All utopian projects formulated and undertaken in the last century have failed miserably. We're in the midst of year 2008 CE. The countries of the West are waging a holy war for the black gold. The climate is going bananas, imitating the pattern of capitalism. The results are rising water levels and ferocious distasters that kill hundreds of thousands, and forces many more to emigrate. Meanwhile security cameras monitor every inch of the public sphere, supposedly to detect the terrorists that might lurk behind every corner. The eavesdropping-law that is widely recognised as Lex Orwell is passed in Sweden. Every wire is legally tapped. 1968 is celebrated as nostalgia and myth - but not as option. 1984 is drawing closer.

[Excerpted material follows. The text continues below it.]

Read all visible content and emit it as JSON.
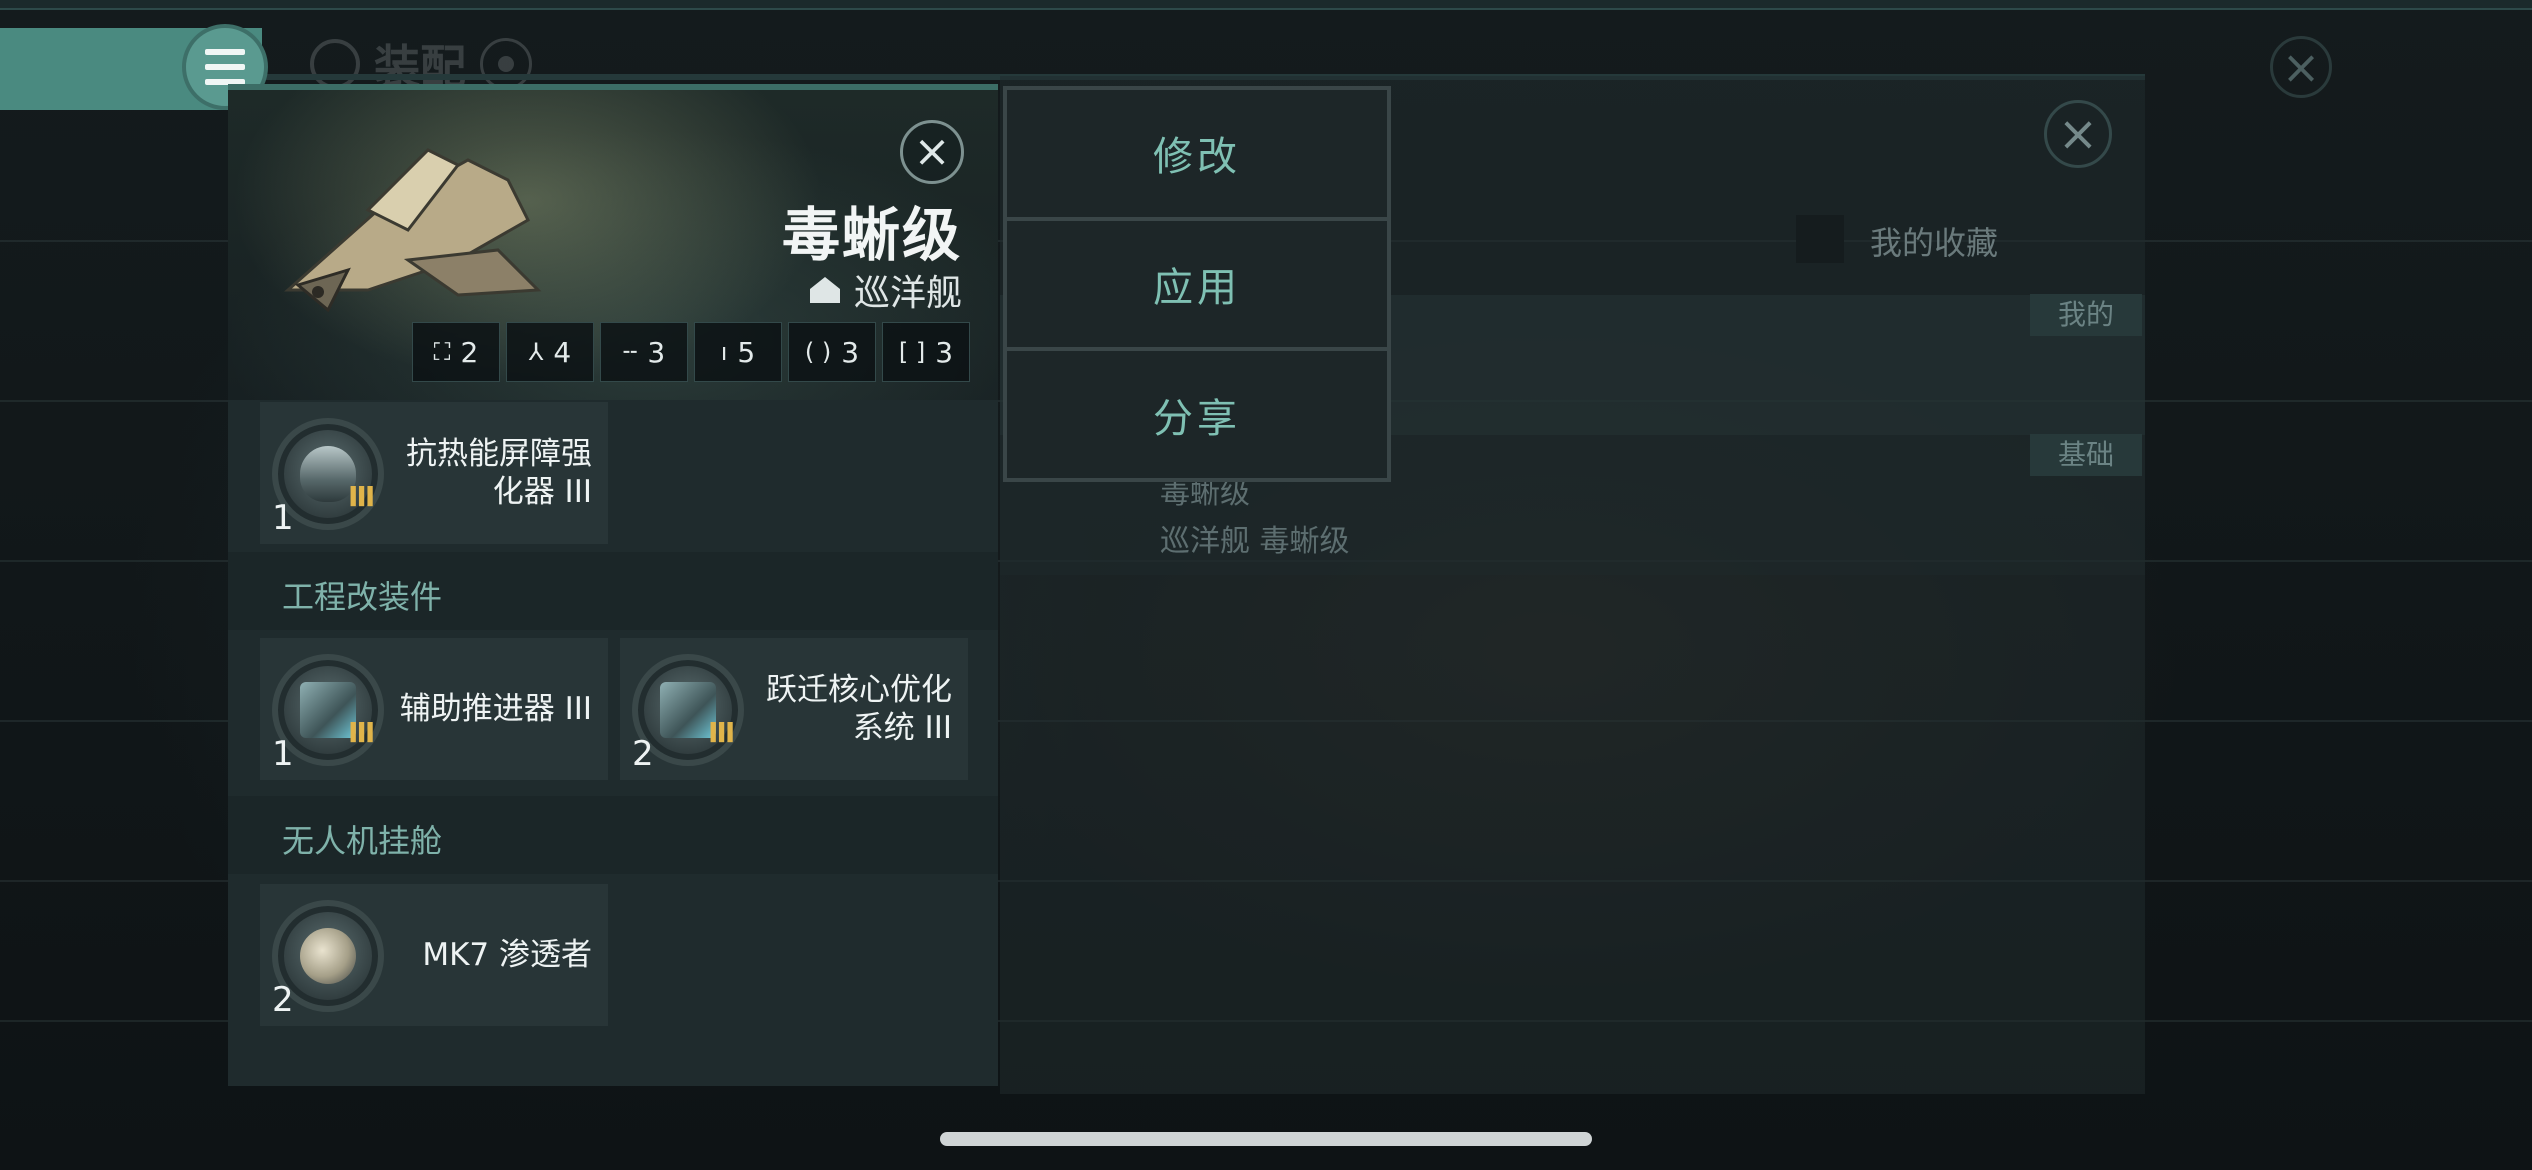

Confronted with the prospect of dystopia and faced with the dangers of the outside world we are continuously encouraged to create our private utopias within the confined space of our homes. An ideal home should be beautiful, cozy and able to stand the approaching storm. Home-styling, refurnishing and interior design provide a comforting retreat. Society remains an organic body but the walls between the cells grow thicker. The IKEA Catalogue is the second most widely distributed publication in the world, superseding Mao's Little Red Book but not yet the Bible.

Off the Hook Gallery is one version of the idyllic image of the swedish red cottage with white corners. It is also a physical manifestation of that image. It is not however, a red cottage with white corners. On the contrary, it is a simulation, an attempt to mimic the real thing. It works as a couliss and a mirage, to be used for artistic reflection, commentary and contemplation. Basically it is an old playground transformed into a new one.

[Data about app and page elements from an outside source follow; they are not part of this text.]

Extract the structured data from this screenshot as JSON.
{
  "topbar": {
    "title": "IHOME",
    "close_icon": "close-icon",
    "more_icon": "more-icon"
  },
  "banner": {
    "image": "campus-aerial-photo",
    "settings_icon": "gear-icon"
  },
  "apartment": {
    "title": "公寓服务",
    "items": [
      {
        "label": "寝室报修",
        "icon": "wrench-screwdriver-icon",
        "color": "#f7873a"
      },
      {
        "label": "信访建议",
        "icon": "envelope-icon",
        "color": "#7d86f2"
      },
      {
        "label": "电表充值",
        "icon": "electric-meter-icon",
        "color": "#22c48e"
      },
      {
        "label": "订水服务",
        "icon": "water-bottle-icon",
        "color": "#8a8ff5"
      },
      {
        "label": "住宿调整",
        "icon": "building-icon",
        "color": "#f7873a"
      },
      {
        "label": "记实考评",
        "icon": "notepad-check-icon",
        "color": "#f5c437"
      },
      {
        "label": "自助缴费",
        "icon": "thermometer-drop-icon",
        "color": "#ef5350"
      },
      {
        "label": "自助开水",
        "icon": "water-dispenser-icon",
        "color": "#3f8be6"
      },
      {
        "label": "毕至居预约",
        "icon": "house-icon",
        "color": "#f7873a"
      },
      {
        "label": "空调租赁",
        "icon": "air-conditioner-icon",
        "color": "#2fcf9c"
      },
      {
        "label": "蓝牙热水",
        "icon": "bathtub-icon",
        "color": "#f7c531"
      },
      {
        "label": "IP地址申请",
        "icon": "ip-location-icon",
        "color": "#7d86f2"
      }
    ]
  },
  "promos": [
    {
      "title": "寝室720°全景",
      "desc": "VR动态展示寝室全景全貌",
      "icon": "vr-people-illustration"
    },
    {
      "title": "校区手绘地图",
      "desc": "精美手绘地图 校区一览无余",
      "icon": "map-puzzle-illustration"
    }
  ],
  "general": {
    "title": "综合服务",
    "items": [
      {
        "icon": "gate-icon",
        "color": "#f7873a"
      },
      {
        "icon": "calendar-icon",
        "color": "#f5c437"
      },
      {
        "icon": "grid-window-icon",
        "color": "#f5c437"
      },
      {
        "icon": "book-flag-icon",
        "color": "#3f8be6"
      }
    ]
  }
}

Bengt Kroken Nilsson - A Pedalling Life

Bike, 190 x 80 cm, 1944 - 2008

It is only fair that the man who built the gallery also made his debut as a visual artist here. Using the ready-made technique, Kroken created a very simple yet refined work of art. The object on display was the bike that he got for his confirmation in 1944 and has used ever since. It is modified and enhanced (most striking is the red beer crate covered with stickers) and has also been used as a canvas, seemingly inspired by 1950s american abstract expressionism. But the color-field painting is not only ornamental, it also fills a practical purpose; preventing it from being stolen. It's been stolen twice but found its way back both times. This bike has literally rolled through history, it was here on this ground long before the pavilion was built, and it's been roaming the streets of Årjäng and Lennartsfors (and every gravel road in-between) for 64 years. Bengt describes A pedalling life as a provocative and retrospective Gesamtkunstverk.

Go Ahead Rob Us - Green Crystal, Brown Crystal-Adieu

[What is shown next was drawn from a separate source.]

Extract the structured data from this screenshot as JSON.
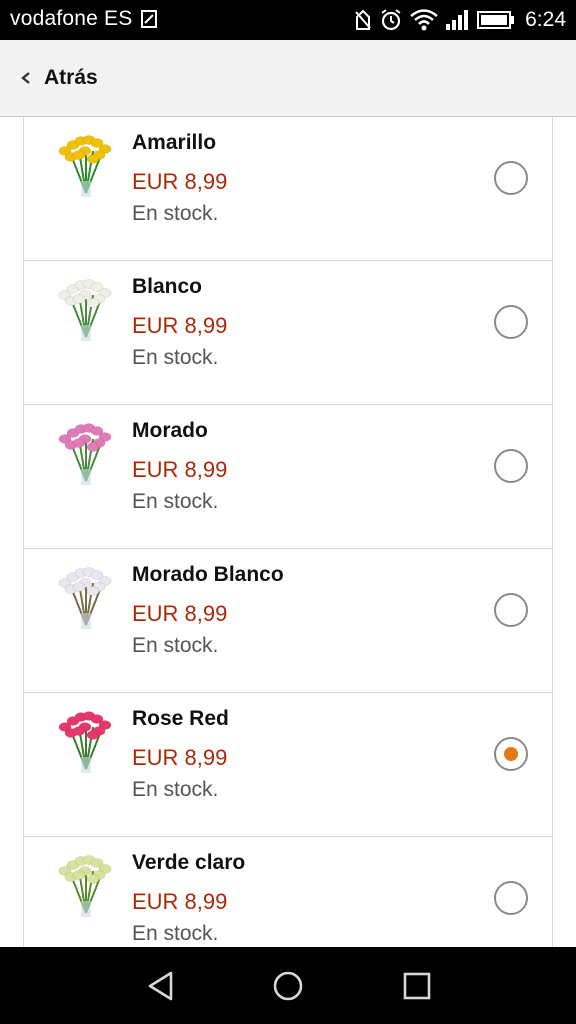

Digital video loop, silent, 7:07 minutes, 2008

When experiencing its interplay with the gallery space at Off the Hook you could hardly tell that this video was not a site-specific work. The fact is that Green Crystal, Brown Crystal originally was made for the exhibition Adieu Interessant by artist Tal R at Contemporary Fine Arts, a high art-gallery adjacent to the Museum Island in Berlin. Artists from Copenhagen were asked by Tal R to interpret the large collages that made up the main part of the exhibition. Among them where Go Ahead Rob Us, a duo consisting of Stine Tranekjaer and Anne Werner. The 22 films where shown together, creating a video collage (the 48 min DVD Adieu Interessant Film Club can be purchased from CFA). Taken out of this context and re-edited, it was sent to Årjäng. Green Crystal, Brown Crystal is a subtle yet hypnotizing kaleidoscope of shapes and colours.

Tanya Busse - Untitled (Postcard)

Postcard, 14,7 x 10,3 cm, 2008

A postcard depicting Sista styverns trappor in Södermalm, Stockholm. A banal message: "Sending a regard from Stockholm. Here it's also nice, but in a different way. Warm regards from me". The card has a torn green "Return To Sender"-sticker, and a stamp with the date September 18th, 1988. It was addressed to Hilding and Bertha Andersson in Bjärn, Karlanda, Årjäng, but never reached this destination. Twenty years later, Tanya Busse found it in an antique shop on Torstraße in Berlin. She brought the misplaced postcard back to Årjäng, in hopes of engaging with the personal history of place by finding its proper recipients.

Joar Nango and Martijn in t'Veld - Holiday Piece

Two aquarel paintings, 20 x 14,5 cm, 2008

For "Holiday Piece", the two artists each made an aquarel depicting the gallery and its surrounding landscape. Inspiration came from the tradition of classical landscape painting and the setting of the gallery, that much resembles the iconographic idea of the swedish idyll. The completed paintings were not present at the Red with white corners exhibition, instead they were mounted in the homes of Joar and Martijn (in Berlin and Rotterdam, respectively).

"It is here that the idealistic character of the gallery is experienced to its fullest; as a painted image of the gallery, presented in a place where the world depicted on the painting is absent. 'The ideal' can only exist as a concept, and in order to maintain its perfection it has to remain non-materialised, like an unfulfilled desire."